I mentioned last week the 11th century Arabic scientist al-Hassan Ibn al-Haytham who was working with prisms long before Newton and today we have another example.
It is popularly held that Galileo was the first man to view the Moon through a telescope in December 1609 however it is now believed that this was first done by an Englishman, Thomas Harriot, achieved this feat on July 26th 1609.
According to Dr Allan Chapman, a science historian at Oxford University
Thomas Harriot was not only the first person ever to draw an astronomical body with a telescope on 26 July 1609, he rapidly developed to become an absolutely superb lunar cartographer.
There weren't equivalent lunar drawings to be done for another 30 years.
So we ask, why have we never heard of him?
Well Harriot was a wealthy gentleman and had no desire for fame. Also he had two friends who were political prisioners held in the Tower of London. Galileo was hard-up and wanted fame and fortune.
The map Hariott drew in July 1609 will go on show in Florence, Italy, this summer as part of an exhibition on Galileo. Some other images will go on display in the Science Museum.
Sir Patrick Moore said
I'm sorry Harriot isn't better known over here... after all, we all know Galileo.
But Harriot was first... and his map of the Moon is better than Galileo's.
Looking at Harriot's map, it really is a work of art. He saw the mountains, craters and the so-called seas. It really is a wonderful thing and it's British.
Harriot was first, no question about it, and his map of the Moon was good. Galileo came after, but went much further.
Harriot never took things as far as he might have done.
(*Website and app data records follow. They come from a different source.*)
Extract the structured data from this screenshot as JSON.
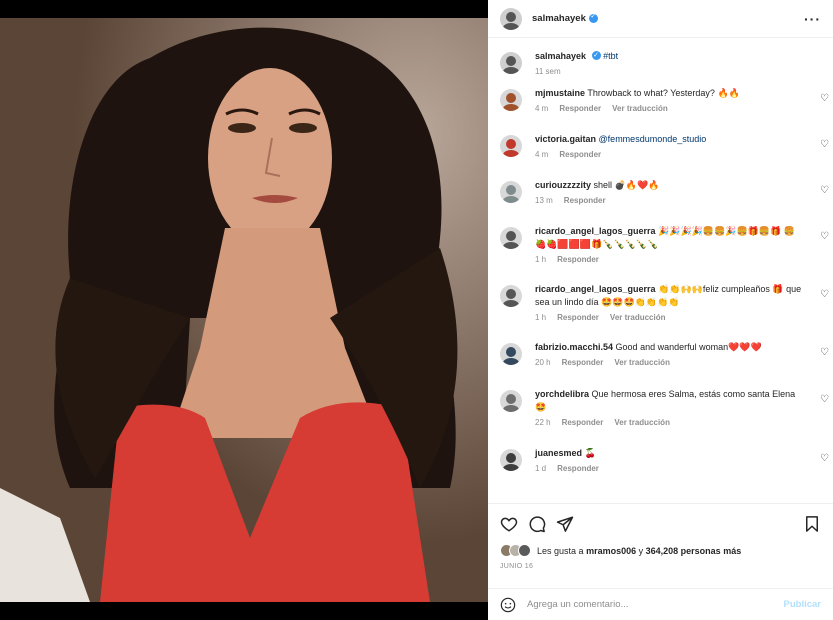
{
  "post": {
    "author": "salmahayek",
    "more_icon": "more-dots-icon",
    "image_description_label": ""
  },
  "caption": {
    "author": "salmahayek",
    "text": "#tbt",
    "time": "11 sem"
  },
  "labels": {
    "reply": "Responder",
    "translate": "Ver traducción"
  },
  "comments": [
    {
      "user": "mjmustaine",
      "text": "Throwback to what? Yesterday? 🔥🔥",
      "time": "4 m",
      "translate": true,
      "color": "#a0522d"
    },
    {
      "user": "victoria.gaitan",
      "text": "@femmesdumonde_studio",
      "mention": true,
      "time": "4 m",
      "translate": false,
      "color": "#c0392b"
    },
    {
      "user": "curiouzzzzity",
      "text": "shell 💣🔥❤️🔥",
      "time": "13 m",
      "translate": false,
      "color": "#7f8c8d"
    },
    {
      "user": "ricardo_angel_lagos_guerra",
      "text": "🎉🎉🎉🎉🍔🍔🎉🍔🎁🍔🎁 🍔🍓🍓🟥🟥🟥🎁🍾🍾🍾🍾🍾",
      "time": "1 h",
      "translate": false,
      "color": "#555555"
    },
    {
      "user": "ricardo_angel_lagos_guerra",
      "text": "👏👏🙌🙌feliz cumpleaños 🎁 que sea un lindo día 🤩🤩🤩👏👏👏👏",
      "time": "1 h",
      "translate": true,
      "color": "#555555"
    },
    {
      "user": "fabrizio.macchi.54",
      "text": "Good and wanderful woman❤️❤️❤️",
      "time": "20 h",
      "translate": true,
      "color": "#34495e"
    },
    {
      "user": "yorchdelibra",
      "text": "Que hermosa eres Salma, estás como santa Elena 🤩",
      "time": "22 h",
      "translate": true,
      "color": "#6d6d6d"
    },
    {
      "user": "juanesmed",
      "text": "🍒",
      "time": "1 d",
      "translate": false,
      "color": "#3d3d3d"
    }
  ],
  "likes": {
    "prefix": "Les gusta a",
    "user": "mramos006",
    "joiner": "y",
    "count": "364,208 personas más"
  },
  "date": "JUNIO 16",
  "add_comment": {
    "placeholder": "Agrega un comentario...",
    "publish": "Publicar"
  },
  "colors": {
    "accent": "#3897f0",
    "publish_disabled": "#b2dffc",
    "dress": "#d63b34"
  }
}
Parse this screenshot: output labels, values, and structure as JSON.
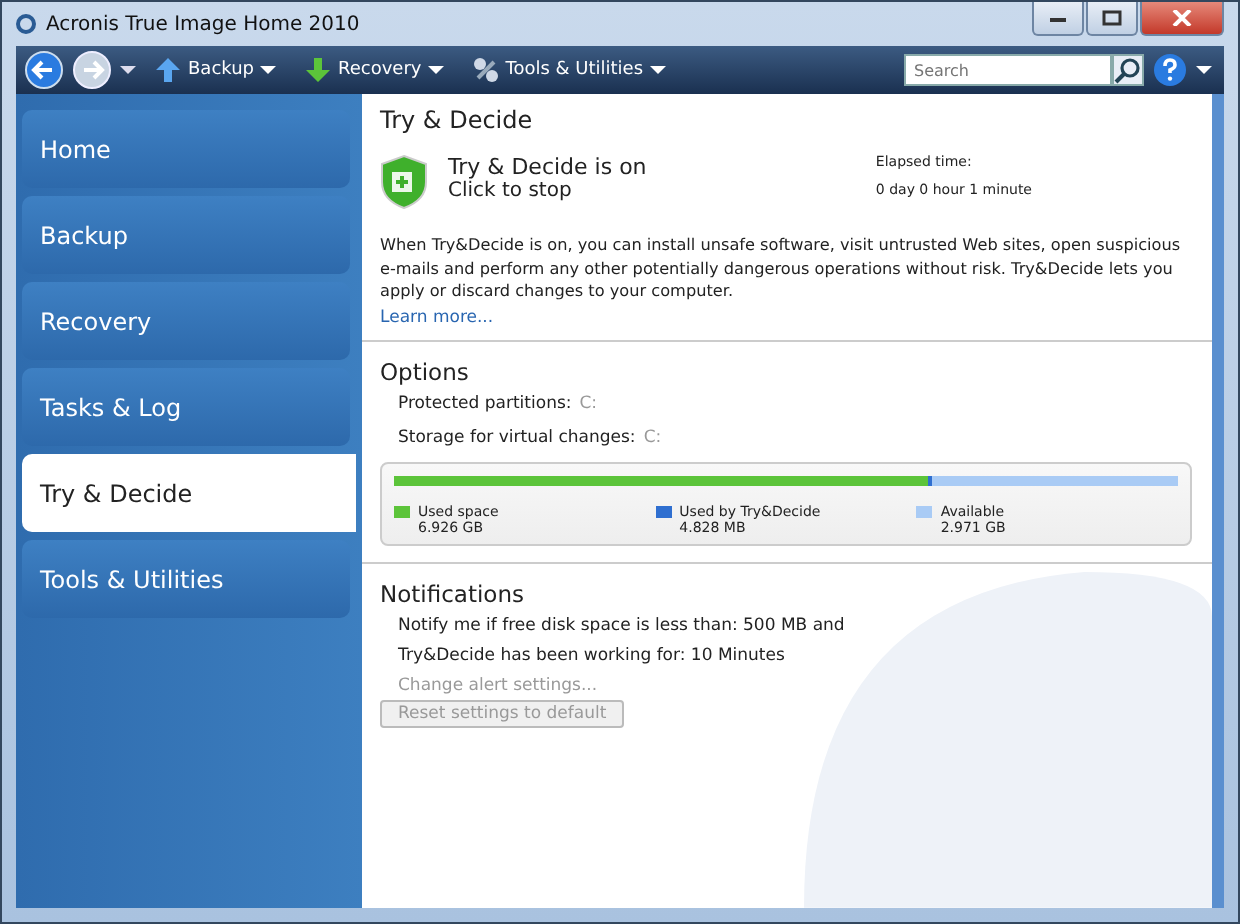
{
  "window": {
    "title": "Acronis True Image Home 2010"
  },
  "toolbar": {
    "menus": [
      {
        "label": "Backup",
        "kind": "backup"
      },
      {
        "label": "Recovery",
        "kind": "recovery"
      },
      {
        "label": "Tools & Utilities",
        "kind": "tools"
      }
    ],
    "search": {
      "placeholder": "Search"
    }
  },
  "sidebar": {
    "items": [
      {
        "label": "Home",
        "selected": false
      },
      {
        "label": "Backup",
        "selected": false
      },
      {
        "label": "Recovery",
        "selected": false
      },
      {
        "label": "Tasks & Log",
        "selected": false
      },
      {
        "label": "Try & Decide",
        "selected": true
      },
      {
        "label": "Tools & Utilities",
        "selected": false
      }
    ]
  },
  "page": {
    "title": "Try & Decide",
    "status": {
      "on": true,
      "title": "Try & Decide is on",
      "action": "Click to stop"
    },
    "elapsed": {
      "label": "Elapsed time:",
      "value": "0 day 0 hour 1 minute"
    },
    "description": "When Try&Decide is on, you can install unsafe software, visit untrusted Web sites, open suspicious e-mails and perform any other potentially dangerous operations without risk. Try&Decide lets you apply or discard changes to your computer.",
    "learn_more": "Learn more...",
    "options": {
      "title": "Options",
      "protected_label": "Protected partitions:",
      "protected_value": "C:",
      "storage_label": "Storage for virtual changes:",
      "storage_value": "C:",
      "segments": [
        {
          "label": "Used space",
          "value": "6.926 GB",
          "color": "#5cc43a",
          "level": 0.68
        },
        {
          "label": "Used by Try&Decide",
          "value": "4.828 MB",
          "color": "#2f6fd0",
          "level": 0.005
        },
        {
          "label": "Available",
          "value": "2.971 GB",
          "color": "#a9cbf5",
          "level": 0.315
        }
      ]
    },
    "notifications": {
      "title": "Notifications",
      "lines": [
        "Notify me if free disk space is less than: 500 MB and",
        "Try&Decide has been working for: 10 Minutes"
      ],
      "change_link": {
        "label": "Change alert settings...",
        "disabled": true
      },
      "reset_button": {
        "label": "Reset settings to default",
        "disabled": true
      }
    }
  }
}
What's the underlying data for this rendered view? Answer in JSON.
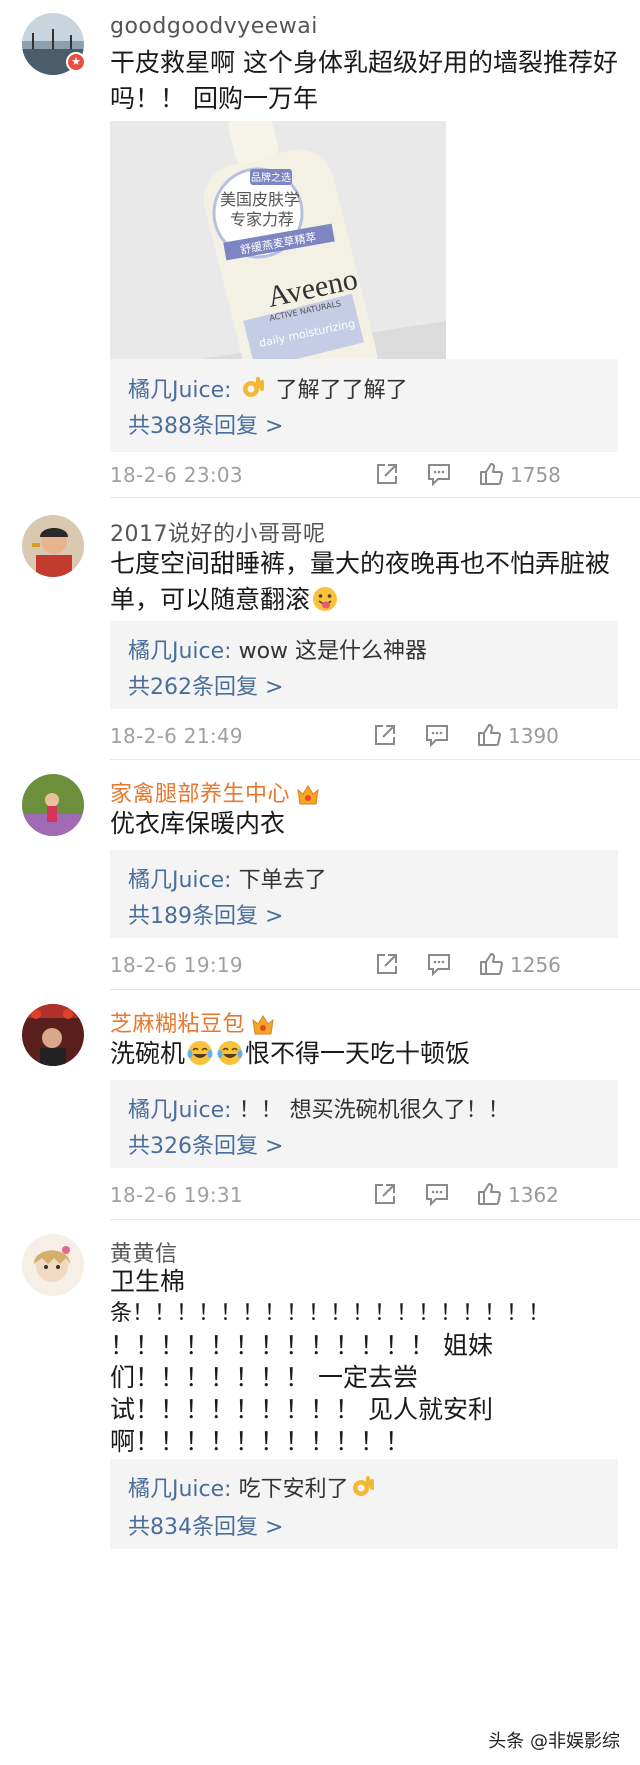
{
  "comments": [
    {
      "username": "goodgoodvyeewai",
      "text": "干皮救星啊 这个身体乳超级好用的墙裂推荐好吗！！ 回购一万年",
      "photo": {
        "badge_lines": [
          "品牌之选",
          "美国皮肤学",
          "专家力荐"
        ],
        "ribbon": "舒缓燕麦草精萃",
        "brand": "Aveeno",
        "sub": "ACTIVE NATURALS",
        "label": "daily moisturizing"
      },
      "reply": {
        "user": "橘几Juice:",
        "text": "了解了了解了",
        "count": "共388条回复 >"
      },
      "time": "18-2-6 23:03",
      "likes": "1758"
    },
    {
      "username": "2017说好的小哥哥呢",
      "text_before": "七度空间甜睡裤，量大的夜晚再也不怕弄脏被单，可以随意翻滚",
      "reply": {
        "user": "橘几Juice:",
        "text": "wow 这是什么神器",
        "count": "共262条回复 >"
      },
      "time": "18-2-6 21:49",
      "likes": "1390"
    },
    {
      "username": "家禽腿部养生中心",
      "text": "优衣库保暖内衣",
      "reply": {
        "user": "橘几Juice:",
        "text": "下单去了",
        "count": "共189条回复 >"
      },
      "time": "18-2-6 19:19",
      "likes": "1256"
    },
    {
      "username": "芝麻糊粘豆包",
      "text_before": "洗碗机",
      "text_after": "恨不得一天吃十顿饭",
      "reply": {
        "user": "橘几Juice:",
        "text": "！！ 想买洗碗机很久了！！",
        "count": "共326条回复 >"
      },
      "time": "18-2-6 19:31",
      "likes": "1362"
    },
    {
      "username": "黄黄信",
      "lines": [
        "卫生棉",
        "条！！！！！！！！！！！！！！！！！！！",
        "！！！！！！！！！！！！！ 姐妹",
        "们！！！！！！！ 一定去尝",
        "试！！！！！！！！！ 见人就安利",
        "啊！！！！！！！！！！！"
      ],
      "reply": {
        "user": "橘几Juice:",
        "text": "吃下安利了",
        "count": "共834条回复 >"
      }
    }
  ],
  "watermark": "头条 @非娱影综",
  "colors": {
    "link": "#4a6e9c",
    "vip_name": "#e8772e",
    "reply_bg": "#f4f4f4",
    "meta": "#a0a0a0"
  },
  "icons": {
    "share": "share-icon",
    "comment": "comment-icon",
    "like": "thumbs-up-icon",
    "crown": "vip-crown-icon",
    "verified": "verified-badge-icon"
  }
}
We've got to give Galileo pride of place but don't forget Harriot.
Interestingly letters from Sir William Lower, in Carmarthenshire, to Harriott show that Welsh Astronomers were also studying the moon at this time.